[Opening Dataset records section]

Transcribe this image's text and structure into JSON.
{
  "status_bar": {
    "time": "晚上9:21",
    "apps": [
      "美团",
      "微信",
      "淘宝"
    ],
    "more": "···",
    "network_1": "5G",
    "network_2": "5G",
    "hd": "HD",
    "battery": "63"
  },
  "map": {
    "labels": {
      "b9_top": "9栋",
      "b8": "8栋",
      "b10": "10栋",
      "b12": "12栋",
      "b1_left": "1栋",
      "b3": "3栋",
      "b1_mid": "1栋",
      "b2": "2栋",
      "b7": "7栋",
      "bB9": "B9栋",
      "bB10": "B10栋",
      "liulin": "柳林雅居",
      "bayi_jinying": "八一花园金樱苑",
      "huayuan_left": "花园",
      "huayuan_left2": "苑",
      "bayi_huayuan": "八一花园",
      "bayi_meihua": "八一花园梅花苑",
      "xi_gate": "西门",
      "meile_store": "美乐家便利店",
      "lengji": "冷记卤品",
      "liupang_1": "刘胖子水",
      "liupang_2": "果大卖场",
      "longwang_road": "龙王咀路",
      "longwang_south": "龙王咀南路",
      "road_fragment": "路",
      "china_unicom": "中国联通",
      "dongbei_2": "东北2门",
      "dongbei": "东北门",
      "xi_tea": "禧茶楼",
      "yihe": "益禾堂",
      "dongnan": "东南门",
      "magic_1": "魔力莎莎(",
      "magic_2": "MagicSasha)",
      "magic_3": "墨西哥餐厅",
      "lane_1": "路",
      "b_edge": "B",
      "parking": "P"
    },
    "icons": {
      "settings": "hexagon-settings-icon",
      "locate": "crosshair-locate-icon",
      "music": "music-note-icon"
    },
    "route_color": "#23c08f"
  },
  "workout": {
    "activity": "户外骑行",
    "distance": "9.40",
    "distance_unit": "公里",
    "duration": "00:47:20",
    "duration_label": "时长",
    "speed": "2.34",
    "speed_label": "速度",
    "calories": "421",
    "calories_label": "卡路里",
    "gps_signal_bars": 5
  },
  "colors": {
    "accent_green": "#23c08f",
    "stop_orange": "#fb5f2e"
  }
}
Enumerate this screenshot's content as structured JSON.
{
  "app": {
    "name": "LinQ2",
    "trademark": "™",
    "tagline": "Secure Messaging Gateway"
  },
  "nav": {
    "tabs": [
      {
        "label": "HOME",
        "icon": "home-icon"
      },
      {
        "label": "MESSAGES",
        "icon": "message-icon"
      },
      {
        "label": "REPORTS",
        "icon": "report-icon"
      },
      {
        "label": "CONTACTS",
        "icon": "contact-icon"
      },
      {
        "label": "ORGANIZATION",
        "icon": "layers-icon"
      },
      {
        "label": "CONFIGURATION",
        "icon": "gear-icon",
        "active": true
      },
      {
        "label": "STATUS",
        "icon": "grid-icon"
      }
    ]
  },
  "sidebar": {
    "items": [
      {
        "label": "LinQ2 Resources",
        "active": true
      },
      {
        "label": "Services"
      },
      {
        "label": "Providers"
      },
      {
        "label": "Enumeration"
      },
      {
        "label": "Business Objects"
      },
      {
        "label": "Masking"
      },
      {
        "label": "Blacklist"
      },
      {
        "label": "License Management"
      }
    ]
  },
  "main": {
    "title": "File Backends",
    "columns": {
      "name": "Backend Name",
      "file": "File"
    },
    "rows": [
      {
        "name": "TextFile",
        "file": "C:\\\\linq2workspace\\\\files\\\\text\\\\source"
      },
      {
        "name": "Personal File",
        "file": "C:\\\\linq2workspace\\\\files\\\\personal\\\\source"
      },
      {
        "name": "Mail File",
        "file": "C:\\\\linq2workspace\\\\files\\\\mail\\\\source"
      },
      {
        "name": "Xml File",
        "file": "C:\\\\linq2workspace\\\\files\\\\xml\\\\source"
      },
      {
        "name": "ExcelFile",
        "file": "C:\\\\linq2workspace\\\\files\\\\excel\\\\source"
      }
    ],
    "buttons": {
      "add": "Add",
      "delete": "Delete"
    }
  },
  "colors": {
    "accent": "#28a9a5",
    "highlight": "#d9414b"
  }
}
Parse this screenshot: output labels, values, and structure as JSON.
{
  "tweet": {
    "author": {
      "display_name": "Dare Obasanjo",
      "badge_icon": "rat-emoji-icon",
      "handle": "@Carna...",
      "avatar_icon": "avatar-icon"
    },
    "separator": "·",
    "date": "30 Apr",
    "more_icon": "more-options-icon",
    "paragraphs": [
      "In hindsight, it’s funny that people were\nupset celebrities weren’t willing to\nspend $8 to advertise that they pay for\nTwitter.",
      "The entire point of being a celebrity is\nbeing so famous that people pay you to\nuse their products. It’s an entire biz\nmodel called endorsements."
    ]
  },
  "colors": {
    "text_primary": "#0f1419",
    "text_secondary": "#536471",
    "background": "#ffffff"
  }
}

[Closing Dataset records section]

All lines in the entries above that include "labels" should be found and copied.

    "labels": {
Parse this screenshot: output labels, values, and structure as JSON.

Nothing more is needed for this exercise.